The second point is whether the doctrine of perpetuity will render the reservation invalid. Section 14 of the Transfer of Property Act can only come into play when there is a transfer of an interest in property. The creation of a charge is not a transfer of an interest in property. In Raja Rajeswara Dorai v. Sundara Pandiyasami Tevar, 49 Ind Cas 704 : (AIR 1918 PC 156) it was held that the creation of an annuity in perpetuity with a charge on property would not offend Section 14 of the Transfer of Property Act as there is no transfer of any interest in immovable property. There, the suit was to enforce a covenant to pay an annuity in perpetuity as a charge on property. Their Lordships held that since there was no transfer of any interest in immovable property, section 14 of the Transfer of Property Act has no application. In Bhupathi Bhusan Tribedi v. Birendra Mohan Singha ILR (1948) 1 Cal 492 it was held:
'But as the parties intended to create a liability in perpetuity not capable of being redeemed at any time, the agreement amounted to a perpetual charge and not a mortgage, as no transfer of an interest in property was involved, and would bind a subsequent transferee for value with notice or a volunteer with or without notice...... The testto determine whether the rule against perpetuity as embodied in Section 14 of the Transfer of Property Act applies or not is whether the covenant creates or seeks to transfer an interest in land. What the rule applies to is right to property or any future limitation of such right and where, as in the present case, the covenant does not seek to create or limit any such right the rule has no application.'
4. To the same effect is the decision in Matlub Hasan v. Mt. Kalawati, AIR 1953 All 934. That is a decision by a Bench of which Sulaiman C. J., was a party. He said:
'When the intention of the parties is to create a liability in perpetuity not capable of being redeemed absolutely at any time, the transaction cannot possibly be a mortgage. An agreement to pay maintenance allowance to a person and to continue to pay to his descendants from generation to generation making it a charge over property, creates a charge and not a mortgage. The rule against perpetuity would not apply to a charge of this kind which does not amount to a transfer of interest within the meaning of Sections 13 and 14.'

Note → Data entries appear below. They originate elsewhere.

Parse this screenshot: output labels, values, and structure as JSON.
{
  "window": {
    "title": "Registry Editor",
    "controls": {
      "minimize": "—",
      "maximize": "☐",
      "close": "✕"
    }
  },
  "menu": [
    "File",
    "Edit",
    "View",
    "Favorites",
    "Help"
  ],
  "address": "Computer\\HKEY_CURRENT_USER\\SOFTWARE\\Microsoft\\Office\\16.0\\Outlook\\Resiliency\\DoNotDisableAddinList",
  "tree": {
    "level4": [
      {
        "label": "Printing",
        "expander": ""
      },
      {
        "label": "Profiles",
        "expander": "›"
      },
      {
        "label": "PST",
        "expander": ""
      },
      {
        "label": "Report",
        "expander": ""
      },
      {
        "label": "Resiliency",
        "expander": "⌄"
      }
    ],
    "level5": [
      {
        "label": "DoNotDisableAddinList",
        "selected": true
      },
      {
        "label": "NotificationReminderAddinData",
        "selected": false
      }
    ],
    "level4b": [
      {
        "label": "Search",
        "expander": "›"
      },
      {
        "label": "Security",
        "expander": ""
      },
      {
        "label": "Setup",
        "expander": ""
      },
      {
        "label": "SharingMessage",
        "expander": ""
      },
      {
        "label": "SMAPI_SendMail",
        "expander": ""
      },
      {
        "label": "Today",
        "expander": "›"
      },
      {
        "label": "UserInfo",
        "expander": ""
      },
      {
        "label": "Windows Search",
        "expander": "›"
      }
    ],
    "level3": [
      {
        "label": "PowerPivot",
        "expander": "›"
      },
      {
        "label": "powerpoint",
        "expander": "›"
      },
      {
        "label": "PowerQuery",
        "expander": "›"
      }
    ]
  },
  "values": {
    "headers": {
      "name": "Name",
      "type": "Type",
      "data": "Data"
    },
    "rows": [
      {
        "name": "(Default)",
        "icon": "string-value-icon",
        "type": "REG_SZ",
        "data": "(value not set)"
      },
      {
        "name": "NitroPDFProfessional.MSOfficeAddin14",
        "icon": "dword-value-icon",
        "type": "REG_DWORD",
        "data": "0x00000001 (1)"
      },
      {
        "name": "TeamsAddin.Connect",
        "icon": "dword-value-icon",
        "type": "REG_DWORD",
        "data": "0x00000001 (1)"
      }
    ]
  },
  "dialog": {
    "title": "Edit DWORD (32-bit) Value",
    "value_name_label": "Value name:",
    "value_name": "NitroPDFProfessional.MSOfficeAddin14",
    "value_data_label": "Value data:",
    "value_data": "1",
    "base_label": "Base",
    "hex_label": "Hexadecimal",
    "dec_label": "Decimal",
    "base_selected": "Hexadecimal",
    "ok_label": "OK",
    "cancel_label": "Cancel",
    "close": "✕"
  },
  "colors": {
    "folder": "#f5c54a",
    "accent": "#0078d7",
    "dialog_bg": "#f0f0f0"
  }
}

5. I therefore think that the covenant to pay the amount in perpetuity and as a charge on the property sold does not offend Section 14 of the Transfer of Property Act. It has therefore to be held that the plaintiff was entitled to recover the amount claimed.
6. In the result, the decree of the lower appellate Court is set aside and that of the trial Court restored with costs in the lower Courts. I make no order as to costs in this Court as there was no appearance for the respondents. It was submitted by the Advocate appearing for the respondents that he has no instruction from his clients.